Abstract While ocean acidification is predicted to threaten marine biodiversity, the processes that directly impact species persistence are not well understood. For marine species, early life history stages are inherently vulnerable to predators and an innate ability to detect predators can be critical for survival. However, whether or not acidification inhibits predator detection is unknown. Here, we show that newly hatched larvae of the marine fish Amphiprion percula innately detect predators using olfactory cues and this ability is retained through to settlement. Aquarium-reared larvae, not previously exposed to predators, were able to distinguish between the olfactory cues of predatory and non-predatory species.
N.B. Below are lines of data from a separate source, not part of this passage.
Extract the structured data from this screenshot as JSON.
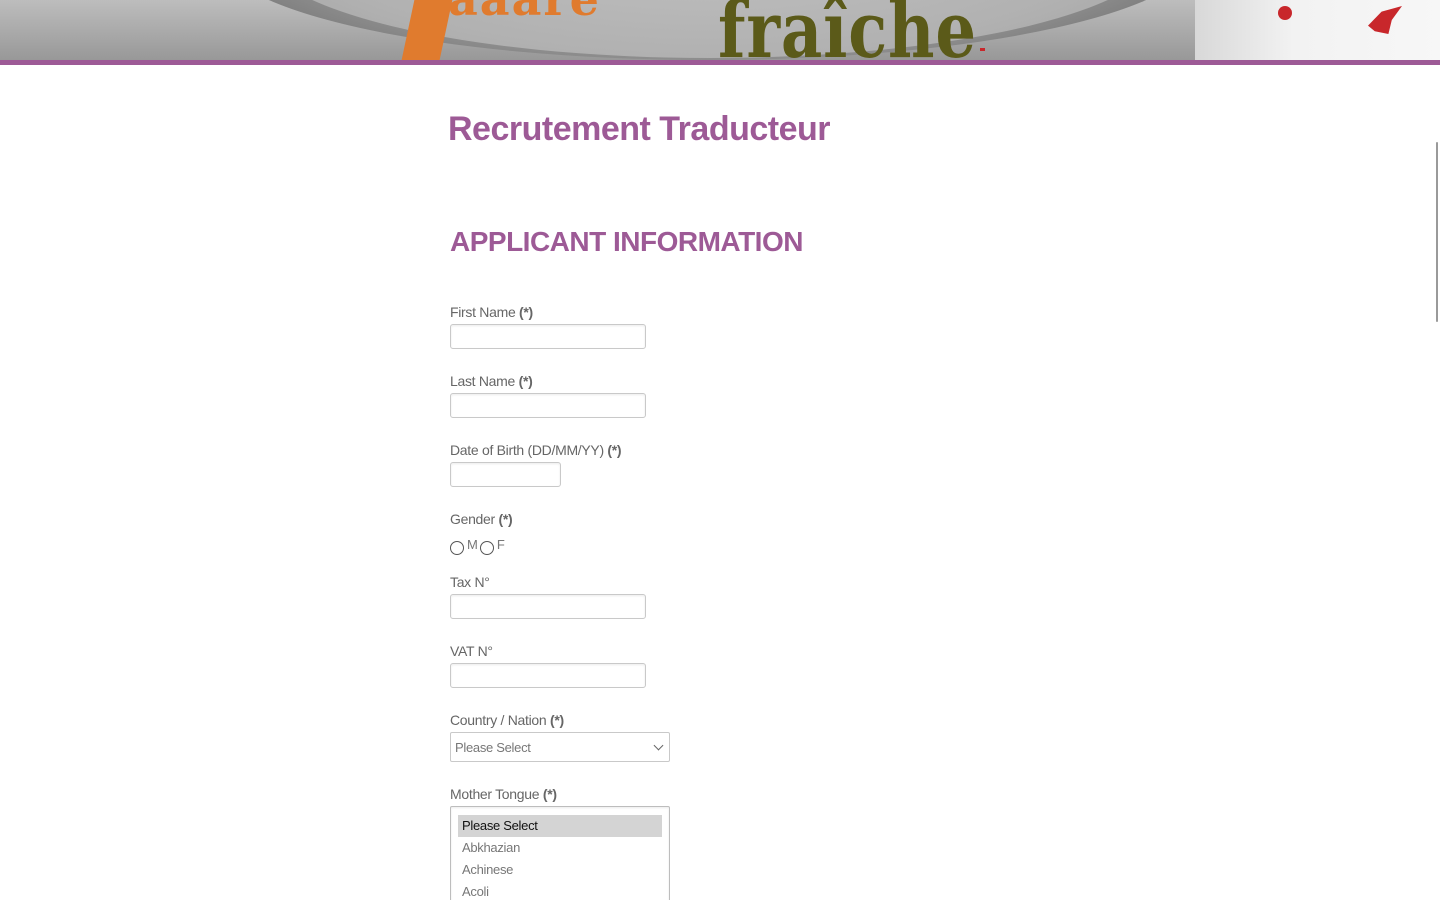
{
  "header": {
    "banner_text_orange": "aaare",
    "banner_text_green": "fraîche"
  },
  "form": {
    "title": "Recrutement Traducteur",
    "section_title": "APPLICANT INFORMATION",
    "required_marker": "(*)",
    "fields": {
      "first_name": {
        "label": "First Name",
        "value": ""
      },
      "last_name": {
        "label": "Last Name",
        "value": ""
      },
      "dob": {
        "label": "Date of Birth (DD/MM/YY)",
        "value": ""
      },
      "gender": {
        "label": "Gender",
        "options": [
          "M",
          "F"
        ],
        "selected": null
      },
      "tax": {
        "label": "Tax N°",
        "value": ""
      },
      "vat": {
        "label": "VAT N°",
        "value": ""
      },
      "country": {
        "label": "Country / Nation",
        "selected": "Please Select"
      },
      "mother_tongue": {
        "label": "Mother Tongue",
        "options": [
          "Please Select",
          "Abkhazian",
          "Achinese",
          "Acoli"
        ],
        "selected": "Please Select"
      }
    }
  },
  "colors": {
    "accent": "#9d5a96",
    "label": "#666666",
    "input_border": "#c9c9c9"
  }
}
However, when eggs and larvae were exposed to seawater simulating ocean acidification (pH 7.8 and 1000 p.p.m. CO2) settlement-stage larvae became strongly attracted to the smell of predators and the ability to discriminate between predators and non-predators was lost. Newly hatched larvae were unaffected by CO2 exposure and were still able to distinguish between predatory and non-predatory fish. If this impairment of olfactory preferences in settlement-stage larvae translates to higher mortality as a result of increased predation risk, there could be direct consequences for the replenishment and the sustainability of marine populations.
Accession Number 19917053
Author Dixson, D. L.; Munday, P. L.; Jones, G. P.
Author Address ARC Centre of Excellence for Coral Reef Studies, and School of Marine and Tropical Biology, James Cook University, Townsville, QLD 4811, Australia. danielle.dixson@jcu.edu.au
DOI 10.1111/j.1461-0248.2009.01400.x
Date Jan
ISSN 1461-0248 (Electronic) 1461-023X (Linking)
Issue 1
Journal Ecology Letters
Keywords Acids/*toxicity; Animals; Biodiversity; Cues; Hydrogen-Ion Concentration; Larva/drug effects/physiology; Oceans and Seas; Olfactory Perception/*drug effects; Perciformes/*physiology; *Predatory Behavior
Notes Dixson, Danielle L Munday, Philip L Jones, Geoffrey P eng Research Support, Non-U.S. Gov't England 2009/11/18 06:00 Ecol Lett. 2010 Jan;13(1):68-75. doi: 10.1111/j.1461-0248.2009.01400.x. Epub 2009 Nov 16.
Pages 68-75
Title Ocean acidification disrupts the innate ability of fish to detect predator olfactory cues
URL https://www.ncbi.nlm.nih.gov/pubmed/19917053
Volume 13
Year 2010
Bibliographic identifiers
_record_number 3236
_uuid 112eb7da-01f2-46a2-9f39-f2f753dc7a50